January 14, 2019

On January 10, leaders with Texas Children’s Pavilion for Women cut the ribbon on the facility’s new four-bed OB-GYN intensive care unit.

Located in the Labor and Delivery Unit on the ninth floor, the ICU offers a specialized, private space for high-risk expectant and postpartum mothers with conditions such as:

  • Sepsis
  • Peripartum bleeding
  • Hypertensive disorders
  • Placenta accreta
  • Maternal heart disease
  • Diabetes and other endocrine disorders
  • Cancer
  • Organ transplant

“This beautiful space gives our highly trained clinicians the perfect place to carry out specialized services we’ve offered to our high-risk patients since opening in 2012,” said Lynda Tyer-Viola, vice president of nursing. “Having comprehensive family centered perinatal services in such a setting will help us continue to make a dramatic difference in the lives of expectant mothers with critical complications of pregnancy.”

The Pavilion for Women is home to one of the nation’s few ICUs dedicated solely to obstetric critical care, and the only four-bed maternal ICU in the nation staffed 24/7 by a pulmonary critical care and maternal fetal care team embedded in a hospital’s labor and delivery unit.

The unit’s new space will offer critically ill obstetric patients the latest life-saving equipment and fetal monitoring systems and a dedicated ICU team including 24/7 critical care physicians, maternal-fetal medicine specialists, and an ICU-trained and ACLS (advanced cardiovascular life support)-certified nursing staff.

The ICU team collaborates closely with Baylor College of Medicine subspecialties including cardiology, hematology and nephrology, among others. The unit and team is also one of the most experienced in the nation in the care of post fetal surgery mothers. Uniquely, expectant mothers with a history of cancer or a new gynecologic cancer diagnosis, will also benefit from the expert care and the most advanced treatment therapies available through our renowned colleagues in gynecologic oncology.

“While life threatening illness or medical conditions add to the complexity of any pregnancy, we are fortunate to have a multidisciplinary clinical team and resources that address the needs of both mother and fetus during this very crucial period,” said Dr. David Muigai, medical director of the maternal ICU. “We feel a deep sense of privilege and pride to be able to further contribute to the overall Texas Children’s mission by offering the highest quality and most comprehensive medical services available to expectant mothers and their babies.”

Dr. Manisha Gandhi, chief of maternal-fetal medicine, agreed and said at the ribbon cutting that she was extremely excited about the continued collaboration between disciplines that the new ICU will enable and encourage.

“The need for higher level, specialized care for women has grown exponentially,” Gandhi said. “Having a dedicated space for maternal ICU services will put us in a good place to better serve these patients during this critical time.”

OB-GYN-in-chief Dr. Michael Belfort said the new ICU is an extremely important tool that will help the specially trained clinicians in the unit take care of the sickest of the sick.

“Unfortunately, maternal mortality is increasing in the United States and Texas,” Belfort said. “With this unit, we are better able to care for those who need us the most.”

For more information about the Pavilion’s maternal ICU, the development of which was led by Liz Bolds, assistant clinical director of high-risk nursing, click here.

December 11, 2018

Dr. Carla Ortique, an OB/GYN with Texas Children’s Pavilion for Women, was recently named physician of the year by the Houston Medical Forum, a component society of the National Medical Association.

The forum was established in 1926 to address the needs of physicians of African descent and their patients.
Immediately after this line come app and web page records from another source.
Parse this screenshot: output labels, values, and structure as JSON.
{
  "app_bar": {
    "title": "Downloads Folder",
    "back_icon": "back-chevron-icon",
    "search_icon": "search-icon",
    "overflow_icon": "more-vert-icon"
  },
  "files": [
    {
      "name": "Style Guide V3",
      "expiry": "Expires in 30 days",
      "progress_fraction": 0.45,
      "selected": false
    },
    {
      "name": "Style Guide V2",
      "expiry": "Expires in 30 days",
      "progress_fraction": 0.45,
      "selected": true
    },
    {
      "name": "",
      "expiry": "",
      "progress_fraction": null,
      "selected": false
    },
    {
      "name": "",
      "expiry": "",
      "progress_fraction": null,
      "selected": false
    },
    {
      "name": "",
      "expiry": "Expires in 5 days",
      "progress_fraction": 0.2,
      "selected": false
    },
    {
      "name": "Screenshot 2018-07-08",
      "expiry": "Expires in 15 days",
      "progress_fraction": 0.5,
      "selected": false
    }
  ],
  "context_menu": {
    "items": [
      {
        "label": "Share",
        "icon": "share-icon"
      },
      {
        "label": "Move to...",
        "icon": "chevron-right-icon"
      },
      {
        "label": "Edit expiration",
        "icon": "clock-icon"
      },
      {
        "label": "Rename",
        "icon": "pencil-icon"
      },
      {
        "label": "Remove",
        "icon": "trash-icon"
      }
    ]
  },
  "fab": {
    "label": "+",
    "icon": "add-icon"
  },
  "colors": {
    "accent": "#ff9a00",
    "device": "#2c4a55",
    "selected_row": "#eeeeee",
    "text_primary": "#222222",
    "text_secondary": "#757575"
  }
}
Today, the Houston Medical Forum is the National Medical Association’s largest local affiliate. Its members represent a myriad of specialties and engage in a variety of activities that advance the art and practice of medicine as well as promote education and wellness in the community, eliminate health disparities and sustain physician viability.

“I feel incredibly blessed and honored to be recognized by this organization,” Ortique said.

Ortique earned a B.S. in bacteriology from the University of Wisconsin-Madison in 1982 and her medical degree from the University of Illinois College of Medicine in 1986. Ortique completed an internship and residency in family medicine at the University of Illinois.

A strong interest in providing comprehensive care for women, coupled with the personal experience of having a sister diagnosed with breast cancer, resulted in Ortique undertaking a second residency program. She completed her training in obstetrics and gynecology at St. Paul Ramsey Medical Center in St. Paul, Minn., in 1995.

Ortique has been in the active practice of obstetrics and gynecology in Texas since August 1995. Board-certified in obstetrics and gynecology since 1997, she incorporates her family medicine training as well as training in complementary and alternative therapies to provide comprehensive care to female patients. Her areas of special interest include spirituality and medicine, general obstetrics, minimally invasive surgical procedures including hysteroscopy and laparoscopy, preventative health care and patient safety, guidance for perimenopausal and menopausal patients. Ortique also is interested in health equity and elimination of racial and ethnic health care disparities and elimination of preventable maternal deaths.